To note, an unspecified number of Upper West Side posters have been placed on the Upper East Side. And they say really clever things like, "...because up here it's not cool to be tied down and uptight. If you want to live like that, move to Greenwich, or at least across the park."
In case you wondered what happened to Buddy Lee, he's taking advantage of his height and conducting ass inspections.
This winning spot demonstrates for maybe the umpteenth time that most anything can be sold with a whole lot of ass and a whole lot of tacked-on moan tracks. And while we've never felt inclined to see another person's southern comfort that close, we're sure somebody got off on it, which means the ad wasn't completely for naught.

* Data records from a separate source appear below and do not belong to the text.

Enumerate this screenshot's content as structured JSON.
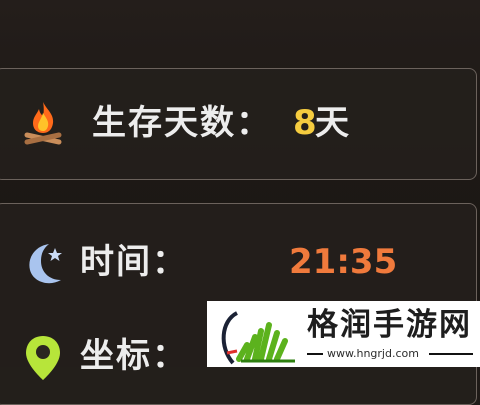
{
  "stats": {
    "days": {
      "icon": "campfire-icon",
      "label": "生存天数：",
      "value": "8",
      "unit": "天"
    },
    "time": {
      "icon": "moon-icon",
      "label": "时间：",
      "value": "21:35"
    },
    "coords": {
      "icon": "location-pin-icon",
      "label": "坐标："
    }
  },
  "watermark": {
    "title": "格润手游网",
    "url": "www.hngrjd.com",
    "logo_icon": "grass-logo-icon"
  },
  "colors": {
    "day_value": "#f5cc3f",
    "time_value": "#f07a3c",
    "label": "#ededed",
    "panel_border": "#6b625c",
    "logo_green": "#5cb21d"
  }
}
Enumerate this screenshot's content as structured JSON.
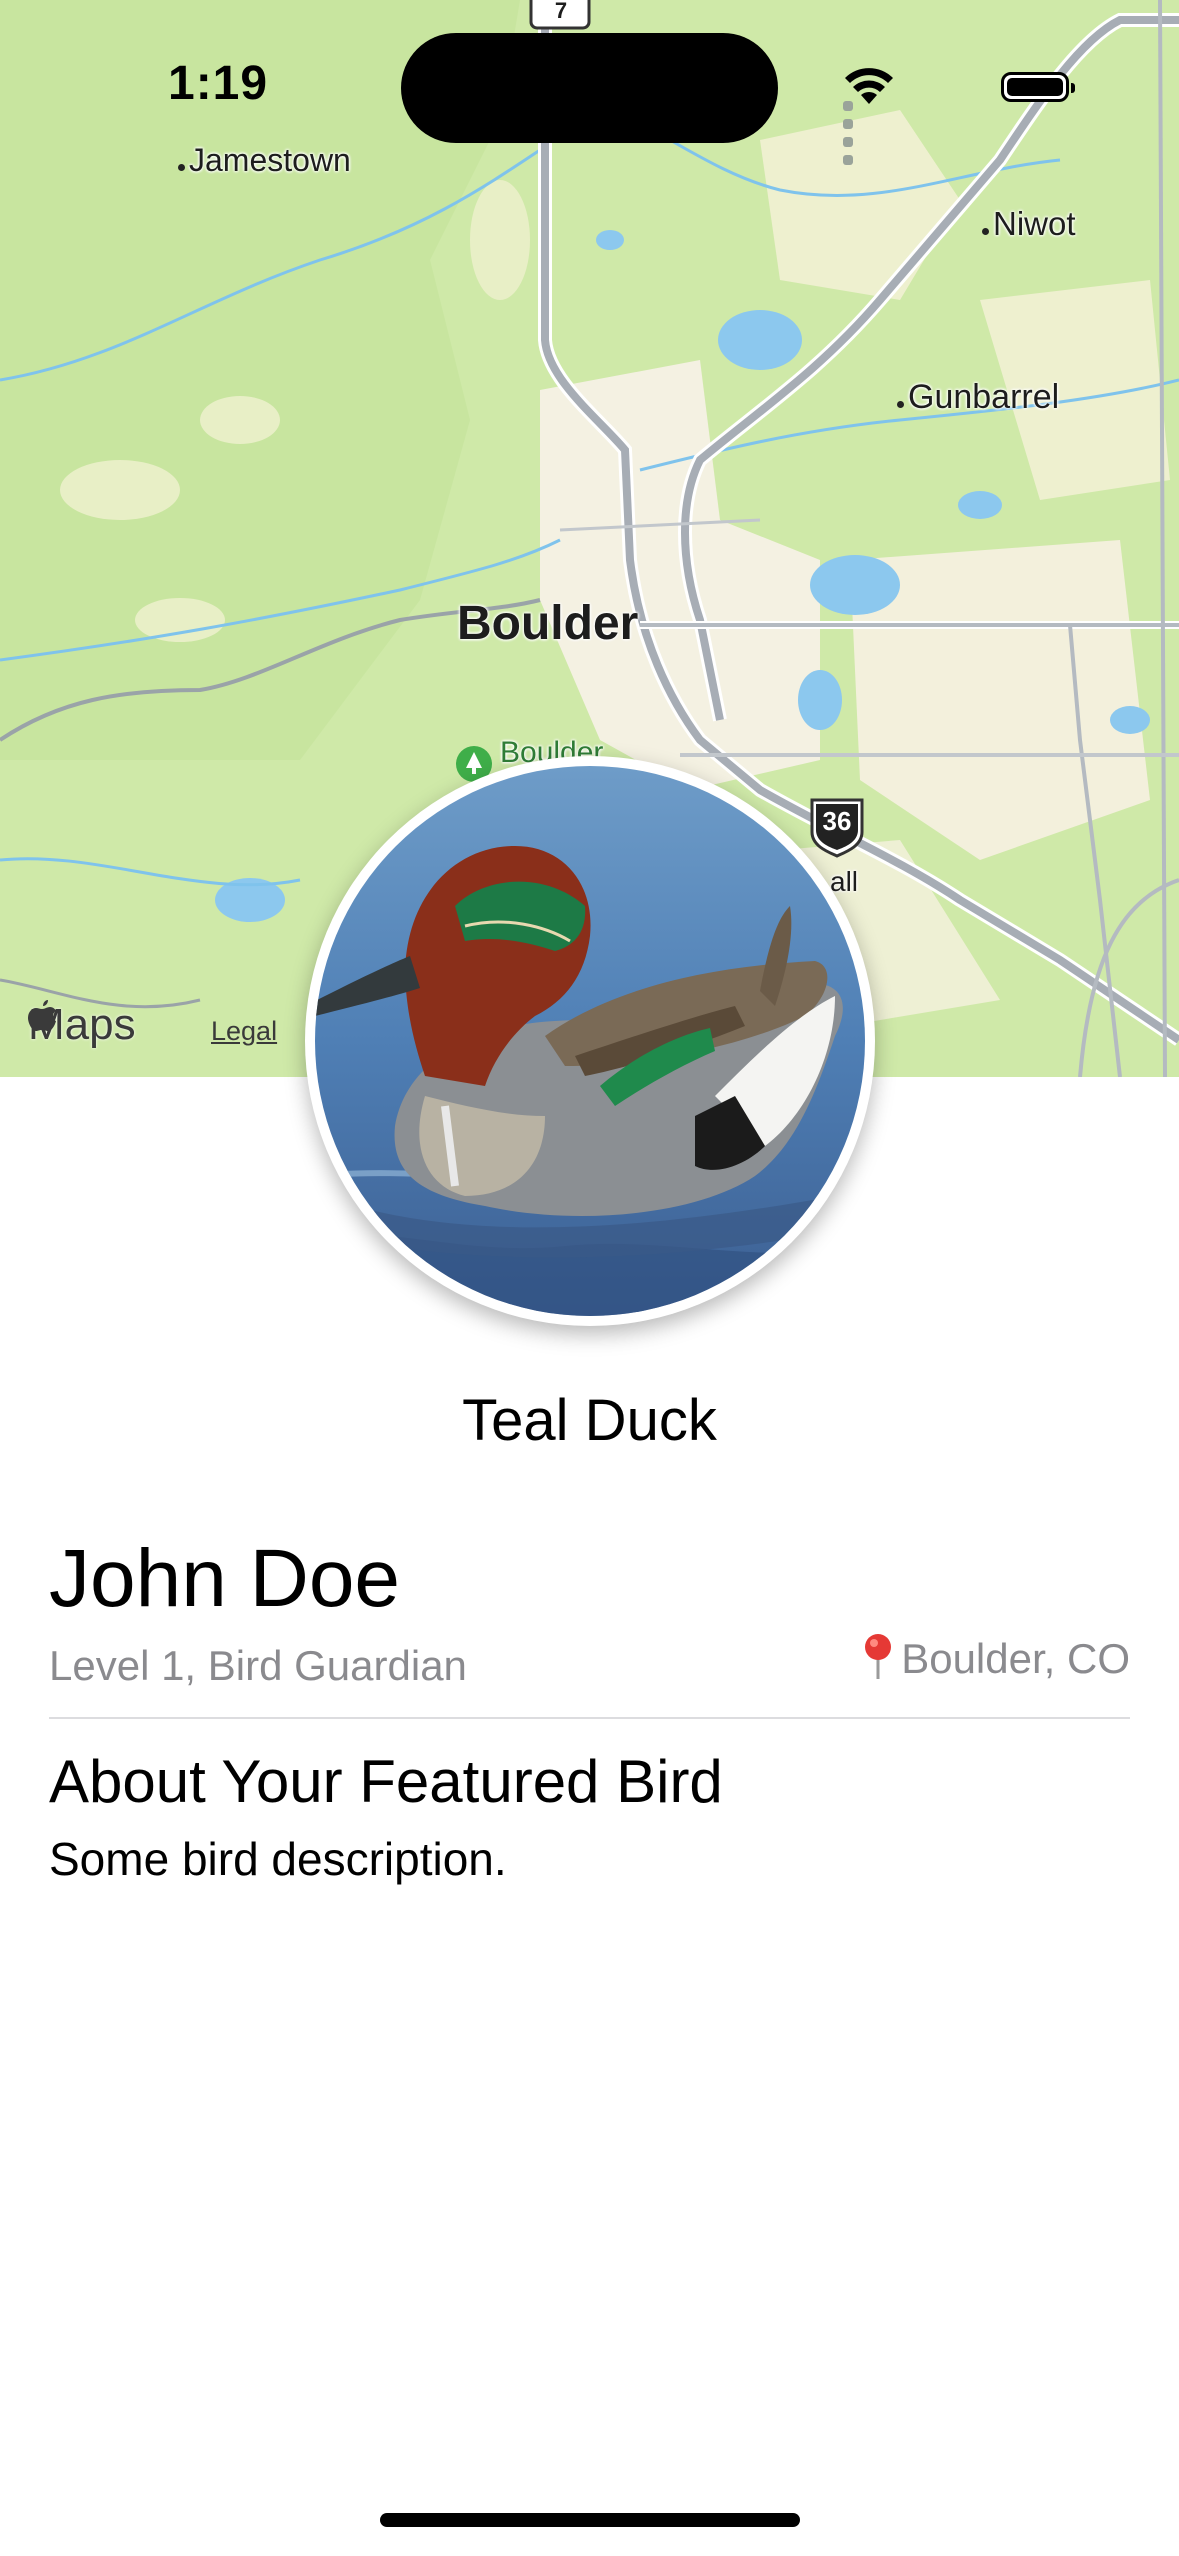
{
  "status_bar": {
    "time": "1:19"
  },
  "map": {
    "road_shield": "7",
    "highway_shield": "36",
    "places": {
      "jamestown": "Jamestown",
      "niwot": "Niwot",
      "gunbarrel": "Gunbarrel",
      "boulder": "Boulder",
      "boulder_poi": "Boulder",
      "partial_all": "all"
    },
    "attribution": "Maps",
    "legal": "Legal"
  },
  "featured_bird": {
    "name": "Teal Duck"
  },
  "profile": {
    "name": "John Doe",
    "level": "Level 1, Bird Guardian",
    "location": "Boulder, CO"
  },
  "about": {
    "title": "About Your Featured Bird",
    "description": "Some bird description."
  },
  "colors": {
    "map_land": "#cfe9a8",
    "map_urban": "#f4f1e2",
    "map_water": "#8cc8ee",
    "secondary_text": "#8a8a8e"
  }
}
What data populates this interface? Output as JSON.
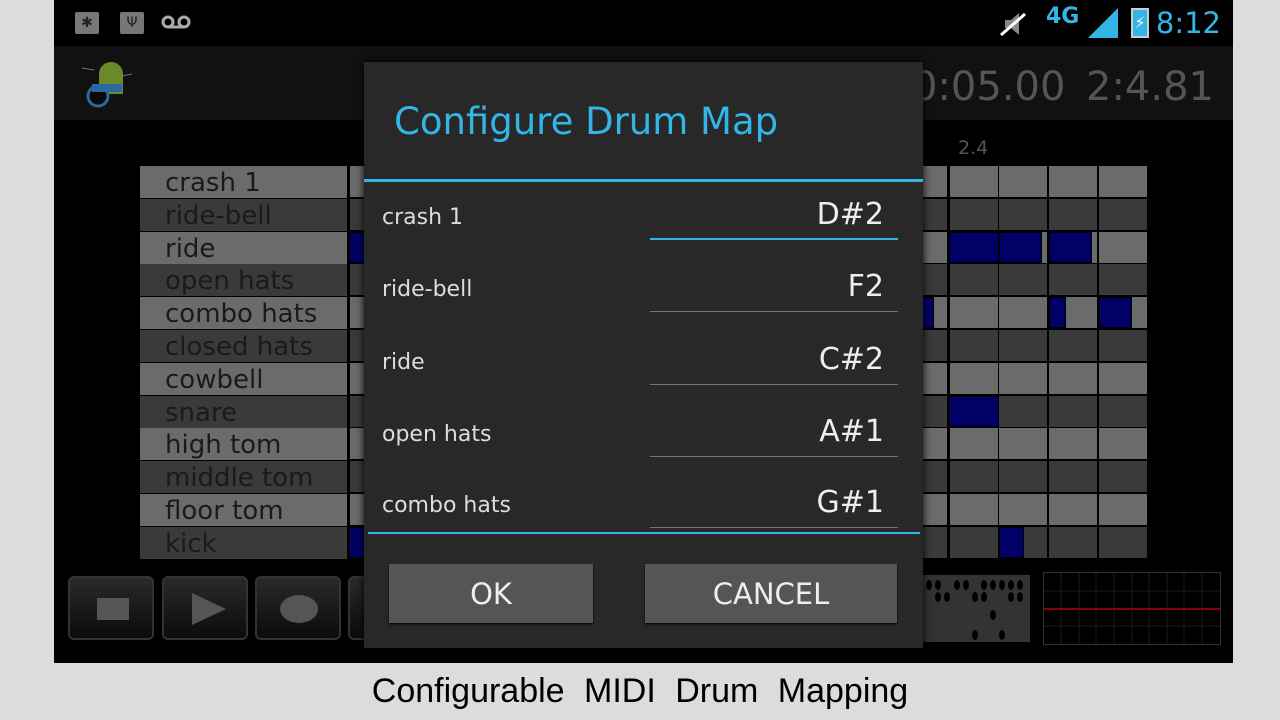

Dude what is with the tent camera?
Under the playful slogan "Where's the Angus," Jack in the Box released an ad in which Jack shows JITB employees where sirloin is located on a cow.
In the ad, one employee points out that the competition is selling Angus Burgers and asks where "the Angus area of the cow" is located. After a pause, the puzzled Jack, standing beside the, uh, rear region of the illustration, says, "I'd rather not." End spot with the usual brand roll-up.
But the cute schoolyard poke is not the funniest part. Apparently the butthurt (read: peevishly pissed-off) CKE Restaurants, whose Carls Jr. chain pushes the Angus, is taking Jack to court.
The paperwork claims the ad (and others under the same slogan) creates "The erroneous notion that all cuts of Angus beef are derived from the anus of beef cattle."
Before you point and laugh, step back and remember how upset you felt when some boy looked at you and asked if you had a pencil sharpener. And you totally fell for it. Then and only then can you fully conceive of the private angst the Angus-pushers must be suffering.
See ad at MSNBC.com.
To demonstrate the super-awesomosity of its Fabia, Skoda lets users watch them build one.
Out of cake ingredients.
We've never felt more inclined to run a hand across the hood of a vehicle and hope against hope that the finish will come off. Plus, there's something so psychologically soothing about Poppins. Thanks Shedwa for the good word.
You know how much we love games. Find Altoids' Sindy in a game built right into Google Earth. We were never superkeen on Carmen Sandiego, but Sindy probably won't have trouble inspiring a chase.
Nice to see Altoids is over its frightening identity crisis. We salute you,
Hal Riney WDDG (oops, sorry about that, guys).
The United Colors of Who? Oh, Benetton. Sorry. It's just been years since we've seen anything from the clothier. In fact, we figured they went out of business but no. They are back and this time they are taking on the cause of domestic violence. Each ad stylishly coordinates their clothing line's colors with the bruises on women's faces to drive home the message. Damn. Did we just say "drive home the message?" Sorry, we thought we left that in the conference room years ago after realizing a message can't actually be driven and that saying stuff like that makes one appear to be an idiot. OK so maybe mobile billboards are an exception but we digress.
Benetton is back and they have a message. And as a bonus, maybe the campaign itself will deliver its own version of violence in the form of a slap upside the head of fashionistas who are more concerned with how they look than the plight of women around the world. Damn, that was bitchy.
UPDATE: Surprise, surprise. They're fake. Yawn.
Can we put these somewhere on the packaging?
1. Skittles may encourage kinky roleplaying behaviour. "Be a bike, baby, be my bike. And I will bring you to heaven."
2. Skittles may actually be steroids. They both start with S and they're also both plural. Hey, it's an easy mistake to make.
3. Skittles may lead to violent tearing-asunder of world-as-we-know-it.
These new ads for Skittles created by TBWA, Toronto made us not want to have seconds. Outcomes take a turn we don't want to make after the titillating first handful.
We much prefer the Little Lad with the little dance and the I-hate-life! expression. He was so tame in comparison. What happened to that guy?